In approaching a negotiation, parties should be prepared to take a flexible and creative approach. It may be that, for example, staged or delayed payments, an agreement to forgo interest or accept a smaller sum for upfront payment, or an agreement to place future orders could achieve a mutually acceptable solution. Parties should also always consider the consequences of failing to settle, in particular the cost, delay and lost management time caused by a protracted dispute or litigation. Parties should designate settlement correspondence or discussions “without prejudice” if they want to be free to make proposed concessions or offers without the risk of the other party being able to later refer to them in any court proceedings if a settlement is not reached.
Parties could also consider some form of mediation, if their negotiations reach an impasse or the dispute would benefit from a more structured dispute resolution mechanism with input from a third party intermediary. There are various fast-track dispute resolution services recommended in the guidance, including the Low Value Disputes Model Adjudication Procedure and the Pandemic Business Dispute Resolution Service. Small claims track court cases will also be referred for resolution to the Small Claims Mediation Service where all parties agree to mediation.

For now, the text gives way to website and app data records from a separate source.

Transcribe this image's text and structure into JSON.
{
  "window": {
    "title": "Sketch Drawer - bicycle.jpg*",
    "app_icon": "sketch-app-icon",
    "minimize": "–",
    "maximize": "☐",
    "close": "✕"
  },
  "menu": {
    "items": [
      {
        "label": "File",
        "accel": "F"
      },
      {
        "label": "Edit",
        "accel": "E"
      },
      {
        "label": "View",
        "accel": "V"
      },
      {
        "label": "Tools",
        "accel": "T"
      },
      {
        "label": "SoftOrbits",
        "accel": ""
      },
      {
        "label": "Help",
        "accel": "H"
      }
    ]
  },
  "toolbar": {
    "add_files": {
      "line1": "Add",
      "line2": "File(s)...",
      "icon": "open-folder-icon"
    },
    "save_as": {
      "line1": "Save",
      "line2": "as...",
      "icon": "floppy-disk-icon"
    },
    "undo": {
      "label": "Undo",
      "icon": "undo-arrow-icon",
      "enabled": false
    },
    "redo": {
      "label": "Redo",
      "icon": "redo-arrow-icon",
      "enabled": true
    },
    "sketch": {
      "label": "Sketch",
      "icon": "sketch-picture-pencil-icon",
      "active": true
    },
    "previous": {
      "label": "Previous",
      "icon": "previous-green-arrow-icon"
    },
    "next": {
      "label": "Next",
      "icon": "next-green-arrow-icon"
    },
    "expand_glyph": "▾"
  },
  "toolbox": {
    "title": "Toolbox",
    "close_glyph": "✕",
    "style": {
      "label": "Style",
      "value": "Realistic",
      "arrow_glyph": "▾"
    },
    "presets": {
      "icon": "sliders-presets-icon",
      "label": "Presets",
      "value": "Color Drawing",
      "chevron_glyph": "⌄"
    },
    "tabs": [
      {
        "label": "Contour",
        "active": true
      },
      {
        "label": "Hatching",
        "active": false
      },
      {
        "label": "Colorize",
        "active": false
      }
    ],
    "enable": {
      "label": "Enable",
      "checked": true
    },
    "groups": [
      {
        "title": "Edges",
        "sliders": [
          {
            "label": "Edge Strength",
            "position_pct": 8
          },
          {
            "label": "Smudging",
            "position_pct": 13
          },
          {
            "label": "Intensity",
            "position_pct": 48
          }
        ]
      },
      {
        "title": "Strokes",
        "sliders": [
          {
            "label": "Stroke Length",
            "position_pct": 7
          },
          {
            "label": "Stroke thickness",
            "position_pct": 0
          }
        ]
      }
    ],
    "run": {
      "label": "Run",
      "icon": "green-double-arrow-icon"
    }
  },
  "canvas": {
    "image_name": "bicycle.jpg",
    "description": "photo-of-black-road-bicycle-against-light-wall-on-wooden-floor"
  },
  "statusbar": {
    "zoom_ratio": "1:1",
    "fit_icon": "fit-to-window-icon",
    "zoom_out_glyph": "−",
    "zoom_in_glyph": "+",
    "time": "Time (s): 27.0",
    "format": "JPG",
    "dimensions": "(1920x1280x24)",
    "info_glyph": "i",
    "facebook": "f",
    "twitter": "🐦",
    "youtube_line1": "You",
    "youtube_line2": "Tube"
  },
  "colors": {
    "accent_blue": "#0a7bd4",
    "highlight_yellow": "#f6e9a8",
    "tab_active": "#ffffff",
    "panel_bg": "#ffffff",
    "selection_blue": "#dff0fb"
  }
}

This article has highlighted the various actions which small businesses may consider when pursuing overdue invoices from suppliers, including the option to consult the SBC and raise a complaint, as well as the option to pursue a debt claim in the courts. It is worth noting, however, that a key consideration for small businesses, in particular, is maintaining an ongoing commercial relationship with the customer in question. Therefore, it makes sense for businesses to consider informal methods of recovering a debt, such as negotiation and mediation, before pursuing more confrontational approaches.